* THE TASK *
Pull every line containing "value" out of the listing below.

* RAW DATA *
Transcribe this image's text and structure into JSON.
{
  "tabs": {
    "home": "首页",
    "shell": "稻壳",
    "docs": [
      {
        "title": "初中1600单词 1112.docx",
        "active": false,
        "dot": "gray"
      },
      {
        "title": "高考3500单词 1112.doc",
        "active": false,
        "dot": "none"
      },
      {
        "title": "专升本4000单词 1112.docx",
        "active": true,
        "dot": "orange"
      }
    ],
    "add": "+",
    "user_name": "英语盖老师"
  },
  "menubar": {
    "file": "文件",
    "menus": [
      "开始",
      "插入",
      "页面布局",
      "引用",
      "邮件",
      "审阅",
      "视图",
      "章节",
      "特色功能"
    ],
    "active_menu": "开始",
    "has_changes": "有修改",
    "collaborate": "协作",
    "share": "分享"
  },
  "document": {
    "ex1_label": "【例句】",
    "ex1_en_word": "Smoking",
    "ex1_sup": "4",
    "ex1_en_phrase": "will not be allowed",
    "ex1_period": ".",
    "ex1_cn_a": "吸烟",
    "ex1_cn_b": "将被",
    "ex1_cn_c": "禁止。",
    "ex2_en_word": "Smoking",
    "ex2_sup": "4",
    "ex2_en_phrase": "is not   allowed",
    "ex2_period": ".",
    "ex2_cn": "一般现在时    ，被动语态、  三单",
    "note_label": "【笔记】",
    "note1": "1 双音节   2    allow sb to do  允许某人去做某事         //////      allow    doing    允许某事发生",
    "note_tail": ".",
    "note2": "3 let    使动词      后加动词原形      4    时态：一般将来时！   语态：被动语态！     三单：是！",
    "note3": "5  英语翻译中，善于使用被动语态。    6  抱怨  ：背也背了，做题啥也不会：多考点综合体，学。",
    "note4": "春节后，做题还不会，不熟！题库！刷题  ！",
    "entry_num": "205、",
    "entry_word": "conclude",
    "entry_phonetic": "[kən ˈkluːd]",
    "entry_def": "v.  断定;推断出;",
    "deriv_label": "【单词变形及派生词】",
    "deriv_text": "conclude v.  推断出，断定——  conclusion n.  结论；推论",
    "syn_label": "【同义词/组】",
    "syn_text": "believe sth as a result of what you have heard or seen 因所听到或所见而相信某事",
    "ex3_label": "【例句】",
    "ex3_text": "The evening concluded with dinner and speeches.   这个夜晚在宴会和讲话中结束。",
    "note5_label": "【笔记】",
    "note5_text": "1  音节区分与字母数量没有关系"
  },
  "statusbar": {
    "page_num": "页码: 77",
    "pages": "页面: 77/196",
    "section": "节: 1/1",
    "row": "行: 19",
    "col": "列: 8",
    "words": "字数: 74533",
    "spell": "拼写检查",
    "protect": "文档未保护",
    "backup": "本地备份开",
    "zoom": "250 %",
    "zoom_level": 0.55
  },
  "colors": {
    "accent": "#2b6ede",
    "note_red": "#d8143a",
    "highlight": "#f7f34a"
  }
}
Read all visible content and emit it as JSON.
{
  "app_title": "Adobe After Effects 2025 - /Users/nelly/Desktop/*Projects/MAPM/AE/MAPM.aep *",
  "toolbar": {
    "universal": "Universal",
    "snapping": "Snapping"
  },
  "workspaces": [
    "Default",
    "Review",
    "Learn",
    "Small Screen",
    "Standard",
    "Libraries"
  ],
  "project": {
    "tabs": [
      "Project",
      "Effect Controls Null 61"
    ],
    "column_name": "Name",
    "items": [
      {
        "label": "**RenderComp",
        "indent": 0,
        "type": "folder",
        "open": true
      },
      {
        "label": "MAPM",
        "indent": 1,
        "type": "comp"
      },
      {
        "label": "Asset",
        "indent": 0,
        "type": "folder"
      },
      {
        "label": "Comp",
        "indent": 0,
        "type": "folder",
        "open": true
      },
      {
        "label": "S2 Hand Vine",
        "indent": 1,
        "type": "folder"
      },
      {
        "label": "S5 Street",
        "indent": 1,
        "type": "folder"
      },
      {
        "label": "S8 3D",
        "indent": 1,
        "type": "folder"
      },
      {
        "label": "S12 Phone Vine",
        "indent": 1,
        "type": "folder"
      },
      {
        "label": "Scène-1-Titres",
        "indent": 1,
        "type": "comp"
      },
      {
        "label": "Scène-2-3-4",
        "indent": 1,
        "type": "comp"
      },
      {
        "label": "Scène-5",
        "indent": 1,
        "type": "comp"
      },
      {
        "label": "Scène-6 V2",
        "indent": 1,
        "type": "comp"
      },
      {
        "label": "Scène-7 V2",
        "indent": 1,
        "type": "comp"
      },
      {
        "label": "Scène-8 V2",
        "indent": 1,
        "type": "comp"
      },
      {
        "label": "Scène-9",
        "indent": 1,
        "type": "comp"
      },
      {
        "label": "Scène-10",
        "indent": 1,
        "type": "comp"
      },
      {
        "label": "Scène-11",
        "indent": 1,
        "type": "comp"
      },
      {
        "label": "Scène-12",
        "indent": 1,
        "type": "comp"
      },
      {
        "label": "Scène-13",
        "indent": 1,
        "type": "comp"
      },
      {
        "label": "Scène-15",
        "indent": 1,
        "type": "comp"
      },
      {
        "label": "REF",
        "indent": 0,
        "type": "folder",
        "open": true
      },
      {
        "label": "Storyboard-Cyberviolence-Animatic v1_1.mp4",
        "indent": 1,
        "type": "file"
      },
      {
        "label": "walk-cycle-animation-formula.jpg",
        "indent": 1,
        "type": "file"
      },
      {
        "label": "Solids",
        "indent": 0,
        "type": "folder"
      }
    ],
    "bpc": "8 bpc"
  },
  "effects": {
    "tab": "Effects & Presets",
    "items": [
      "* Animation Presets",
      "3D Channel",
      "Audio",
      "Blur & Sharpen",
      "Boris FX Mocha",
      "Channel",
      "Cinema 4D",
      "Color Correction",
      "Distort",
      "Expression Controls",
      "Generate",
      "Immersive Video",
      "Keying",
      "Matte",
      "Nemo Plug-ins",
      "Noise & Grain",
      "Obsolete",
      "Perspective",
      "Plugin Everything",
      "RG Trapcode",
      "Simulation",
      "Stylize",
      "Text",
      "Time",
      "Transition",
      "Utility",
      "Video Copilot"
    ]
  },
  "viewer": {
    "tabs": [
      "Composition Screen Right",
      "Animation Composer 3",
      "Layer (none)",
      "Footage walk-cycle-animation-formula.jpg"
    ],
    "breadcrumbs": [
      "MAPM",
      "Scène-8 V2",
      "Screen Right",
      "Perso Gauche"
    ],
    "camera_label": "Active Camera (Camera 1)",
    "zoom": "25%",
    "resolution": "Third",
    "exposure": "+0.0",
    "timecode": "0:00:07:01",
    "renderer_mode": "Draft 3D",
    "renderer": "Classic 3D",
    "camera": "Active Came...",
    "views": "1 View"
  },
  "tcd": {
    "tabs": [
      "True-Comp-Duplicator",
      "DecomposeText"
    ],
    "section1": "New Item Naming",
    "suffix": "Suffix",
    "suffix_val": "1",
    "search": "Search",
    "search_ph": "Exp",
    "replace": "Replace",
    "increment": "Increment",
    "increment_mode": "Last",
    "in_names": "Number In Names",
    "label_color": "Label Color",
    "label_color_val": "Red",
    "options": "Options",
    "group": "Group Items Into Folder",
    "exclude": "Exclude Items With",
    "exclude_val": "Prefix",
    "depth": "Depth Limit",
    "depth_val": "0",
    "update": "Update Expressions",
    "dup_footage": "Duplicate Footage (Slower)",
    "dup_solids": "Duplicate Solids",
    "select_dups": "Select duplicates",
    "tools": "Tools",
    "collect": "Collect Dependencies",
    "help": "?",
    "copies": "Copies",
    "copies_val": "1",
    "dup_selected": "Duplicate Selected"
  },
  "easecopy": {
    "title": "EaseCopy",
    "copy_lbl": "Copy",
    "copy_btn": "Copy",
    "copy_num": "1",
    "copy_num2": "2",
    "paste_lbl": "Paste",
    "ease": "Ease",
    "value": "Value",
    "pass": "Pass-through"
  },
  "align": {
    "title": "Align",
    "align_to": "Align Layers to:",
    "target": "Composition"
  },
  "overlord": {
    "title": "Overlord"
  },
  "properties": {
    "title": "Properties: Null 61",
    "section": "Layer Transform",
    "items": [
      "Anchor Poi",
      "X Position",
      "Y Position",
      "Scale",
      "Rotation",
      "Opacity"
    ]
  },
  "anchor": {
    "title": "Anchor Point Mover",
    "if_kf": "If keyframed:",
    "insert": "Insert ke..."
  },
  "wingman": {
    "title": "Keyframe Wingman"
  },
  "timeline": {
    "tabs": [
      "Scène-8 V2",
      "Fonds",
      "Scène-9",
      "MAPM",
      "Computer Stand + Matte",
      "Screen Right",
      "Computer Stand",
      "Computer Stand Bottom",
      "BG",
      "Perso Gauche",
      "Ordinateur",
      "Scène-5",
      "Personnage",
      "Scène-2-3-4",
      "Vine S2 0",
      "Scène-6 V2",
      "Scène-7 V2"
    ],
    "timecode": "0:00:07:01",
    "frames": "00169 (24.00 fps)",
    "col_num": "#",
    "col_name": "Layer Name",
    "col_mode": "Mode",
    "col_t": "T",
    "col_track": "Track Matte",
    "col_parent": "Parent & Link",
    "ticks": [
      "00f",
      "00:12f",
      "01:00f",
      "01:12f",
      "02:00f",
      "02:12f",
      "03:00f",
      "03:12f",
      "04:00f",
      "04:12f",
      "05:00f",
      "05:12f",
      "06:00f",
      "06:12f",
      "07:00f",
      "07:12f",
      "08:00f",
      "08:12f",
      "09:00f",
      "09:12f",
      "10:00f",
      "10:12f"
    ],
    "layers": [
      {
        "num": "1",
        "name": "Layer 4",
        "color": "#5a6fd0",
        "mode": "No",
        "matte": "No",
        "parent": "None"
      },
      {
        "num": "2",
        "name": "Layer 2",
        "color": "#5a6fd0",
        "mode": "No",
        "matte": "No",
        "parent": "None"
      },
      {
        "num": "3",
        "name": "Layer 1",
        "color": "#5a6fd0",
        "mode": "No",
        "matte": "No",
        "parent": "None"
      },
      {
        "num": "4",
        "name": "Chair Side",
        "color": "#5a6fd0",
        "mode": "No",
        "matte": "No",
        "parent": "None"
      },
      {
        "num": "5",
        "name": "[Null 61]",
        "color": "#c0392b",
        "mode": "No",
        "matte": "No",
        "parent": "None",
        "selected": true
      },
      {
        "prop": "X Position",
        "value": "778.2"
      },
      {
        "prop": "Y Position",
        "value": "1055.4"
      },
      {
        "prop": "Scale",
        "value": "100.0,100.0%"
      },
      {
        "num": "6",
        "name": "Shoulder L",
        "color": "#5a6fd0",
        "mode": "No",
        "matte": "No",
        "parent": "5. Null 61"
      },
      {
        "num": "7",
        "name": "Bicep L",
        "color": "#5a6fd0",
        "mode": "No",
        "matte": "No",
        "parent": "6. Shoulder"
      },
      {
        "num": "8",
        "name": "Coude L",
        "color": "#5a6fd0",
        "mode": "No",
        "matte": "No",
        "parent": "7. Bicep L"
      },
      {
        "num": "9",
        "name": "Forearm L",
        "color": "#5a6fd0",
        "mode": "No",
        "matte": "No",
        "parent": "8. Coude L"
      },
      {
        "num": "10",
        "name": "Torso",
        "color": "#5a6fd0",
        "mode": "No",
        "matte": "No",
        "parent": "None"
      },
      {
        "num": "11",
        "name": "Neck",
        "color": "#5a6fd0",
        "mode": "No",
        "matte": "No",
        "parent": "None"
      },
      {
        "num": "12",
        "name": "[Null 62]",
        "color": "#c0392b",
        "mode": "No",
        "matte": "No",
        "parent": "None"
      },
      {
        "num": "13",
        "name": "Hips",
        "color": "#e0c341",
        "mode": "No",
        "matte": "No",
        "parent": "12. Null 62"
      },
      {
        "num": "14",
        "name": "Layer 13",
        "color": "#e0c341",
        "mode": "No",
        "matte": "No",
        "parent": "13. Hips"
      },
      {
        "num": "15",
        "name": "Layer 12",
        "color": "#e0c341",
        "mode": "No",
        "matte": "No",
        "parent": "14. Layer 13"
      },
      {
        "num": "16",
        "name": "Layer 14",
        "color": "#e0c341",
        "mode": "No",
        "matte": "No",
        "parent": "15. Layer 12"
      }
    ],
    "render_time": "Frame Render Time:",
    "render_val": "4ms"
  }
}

* OUTPUT OF THE EXERCISE *
    "value": "Value",
        "value": "778.2"
        "value": "1055.4"
        "value": "100.0,100.0%"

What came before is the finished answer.